> _Task_: Repeat the following entries verbatim, apart from the pictures.

> _Input for this task_:
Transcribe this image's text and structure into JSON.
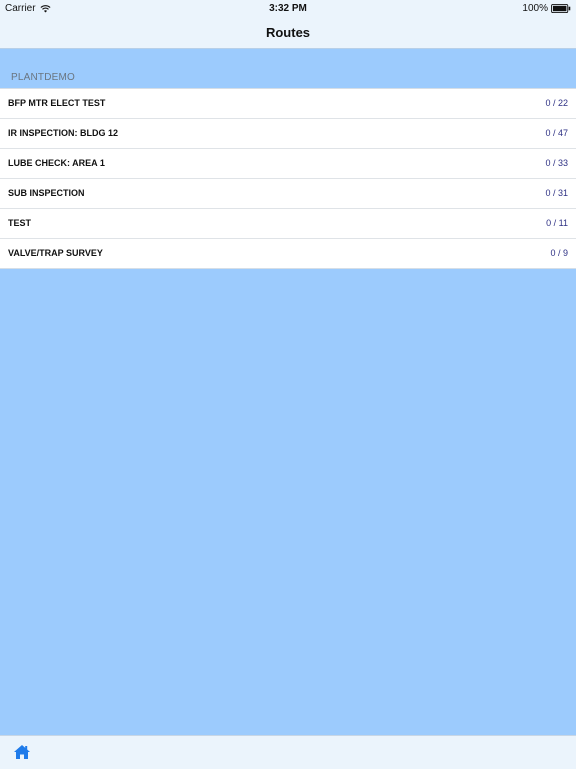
{
  "status_bar": {
    "carrier": "Carrier",
    "time": "3:32 PM",
    "battery": "100%",
    "wifi_icon": "wifi-icon",
    "battery_icon": "battery-icon"
  },
  "nav": {
    "title": "Routes"
  },
  "section": {
    "header": "PLANTDEMO"
  },
  "routes": [
    {
      "name": "BFP MTR ELECT TEST",
      "count": "0 / 22"
    },
    {
      "name": "IR INSPECTION: BLDG 12",
      "count": "0 / 47"
    },
    {
      "name": "LUBE CHECK: AREA 1",
      "count": "0 / 33"
    },
    {
      "name": "SUB INSPECTION",
      "count": "0 / 31"
    },
    {
      "name": "TEST",
      "count": "0 / 11"
    },
    {
      "name": "VALVE/TRAP SURVEY",
      "count": "0 / 9"
    }
  ],
  "tab_bar": {
    "home_icon": "home-icon"
  },
  "colors": {
    "background": "#9ccbfd",
    "bar": "#ebf4fc",
    "count_text": "#2e3184",
    "home_icon": "#1f7bea"
  }
}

> _Task output_:
Transcribe this image's text and structure into JSON.
{
  "status_bar": {
    "carrier": "Carrier",
    "time": "3:32 PM",
    "battery": "100%",
    "wifi_icon": "wifi-icon",
    "battery_icon": "battery-icon"
  },
  "nav": {
    "title": "Routes"
  },
  "section": {
    "header": "PLANTDEMO"
  },
  "routes": [
    {
      "name": "BFP MTR ELECT TEST",
      "count": "0 / 22"
    },
    {
      "name": "IR INSPECTION: BLDG 12",
      "count": "0 / 47"
    },
    {
      "name": "LUBE CHECK: AREA 1",
      "count": "0 / 33"
    },
    {
      "name": "SUB INSPECTION",
      "count": "0 / 31"
    },
    {
      "name": "TEST",
      "count": "0 / 11"
    },
    {
      "name": "VALVE/TRAP SURVEY",
      "count": "0 / 9"
    }
  ],
  "tab_bar": {
    "home_icon": "home-icon"
  },
  "colors": {
    "background": "#9ccbfd",
    "bar": "#ebf4fc",
    "count_text": "#2e3184",
    "home_icon": "#1f7bea"
  }
}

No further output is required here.